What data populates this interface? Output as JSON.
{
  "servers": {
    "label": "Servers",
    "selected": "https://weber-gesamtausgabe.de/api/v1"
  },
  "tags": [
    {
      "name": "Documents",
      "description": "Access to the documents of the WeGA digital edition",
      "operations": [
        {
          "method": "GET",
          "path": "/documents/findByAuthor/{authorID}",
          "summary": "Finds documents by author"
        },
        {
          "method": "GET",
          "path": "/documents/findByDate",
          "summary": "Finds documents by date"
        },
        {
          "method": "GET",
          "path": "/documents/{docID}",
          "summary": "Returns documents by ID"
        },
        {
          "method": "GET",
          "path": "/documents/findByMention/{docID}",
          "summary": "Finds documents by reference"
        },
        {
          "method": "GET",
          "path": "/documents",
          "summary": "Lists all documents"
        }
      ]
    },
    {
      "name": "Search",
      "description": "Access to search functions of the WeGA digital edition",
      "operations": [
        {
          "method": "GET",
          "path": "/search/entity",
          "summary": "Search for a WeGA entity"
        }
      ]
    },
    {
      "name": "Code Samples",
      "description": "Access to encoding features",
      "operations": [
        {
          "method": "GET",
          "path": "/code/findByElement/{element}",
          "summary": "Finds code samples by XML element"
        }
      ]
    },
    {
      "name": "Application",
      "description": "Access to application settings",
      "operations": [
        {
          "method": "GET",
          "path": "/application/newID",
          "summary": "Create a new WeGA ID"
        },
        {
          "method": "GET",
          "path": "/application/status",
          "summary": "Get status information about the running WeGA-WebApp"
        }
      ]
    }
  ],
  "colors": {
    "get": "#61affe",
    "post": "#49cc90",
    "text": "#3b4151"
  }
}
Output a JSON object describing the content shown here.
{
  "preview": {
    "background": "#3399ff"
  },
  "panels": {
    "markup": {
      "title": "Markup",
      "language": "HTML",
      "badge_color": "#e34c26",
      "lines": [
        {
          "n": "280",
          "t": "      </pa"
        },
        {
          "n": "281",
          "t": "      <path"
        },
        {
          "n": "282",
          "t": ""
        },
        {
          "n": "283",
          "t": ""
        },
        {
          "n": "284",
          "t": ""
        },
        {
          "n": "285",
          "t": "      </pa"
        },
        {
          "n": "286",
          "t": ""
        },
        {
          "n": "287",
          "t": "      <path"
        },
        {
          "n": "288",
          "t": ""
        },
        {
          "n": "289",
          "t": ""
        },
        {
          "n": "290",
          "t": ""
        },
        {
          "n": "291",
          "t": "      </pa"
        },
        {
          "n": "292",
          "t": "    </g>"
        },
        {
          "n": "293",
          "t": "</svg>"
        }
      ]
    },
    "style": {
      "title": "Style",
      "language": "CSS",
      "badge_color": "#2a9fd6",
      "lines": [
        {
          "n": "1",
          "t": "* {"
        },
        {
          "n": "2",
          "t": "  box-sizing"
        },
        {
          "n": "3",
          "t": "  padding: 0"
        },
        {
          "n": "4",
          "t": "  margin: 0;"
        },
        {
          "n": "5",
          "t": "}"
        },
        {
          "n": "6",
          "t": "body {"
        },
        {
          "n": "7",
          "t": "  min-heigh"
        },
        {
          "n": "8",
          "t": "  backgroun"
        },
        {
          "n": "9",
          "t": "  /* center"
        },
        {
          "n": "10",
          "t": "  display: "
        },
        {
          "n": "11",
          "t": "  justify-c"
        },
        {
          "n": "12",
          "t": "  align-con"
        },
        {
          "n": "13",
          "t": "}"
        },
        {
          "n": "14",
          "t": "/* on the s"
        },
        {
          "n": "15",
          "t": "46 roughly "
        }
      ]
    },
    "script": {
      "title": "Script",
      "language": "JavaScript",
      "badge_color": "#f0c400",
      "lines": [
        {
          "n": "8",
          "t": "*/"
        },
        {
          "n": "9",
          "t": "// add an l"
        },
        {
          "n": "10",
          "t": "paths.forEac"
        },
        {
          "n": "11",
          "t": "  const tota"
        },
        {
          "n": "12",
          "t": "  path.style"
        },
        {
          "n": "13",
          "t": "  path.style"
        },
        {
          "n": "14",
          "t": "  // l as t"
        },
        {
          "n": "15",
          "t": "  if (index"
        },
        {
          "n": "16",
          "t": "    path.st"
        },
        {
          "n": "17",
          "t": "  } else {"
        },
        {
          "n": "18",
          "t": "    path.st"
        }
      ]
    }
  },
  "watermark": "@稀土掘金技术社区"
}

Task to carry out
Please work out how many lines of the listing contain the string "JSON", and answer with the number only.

Response to the task
2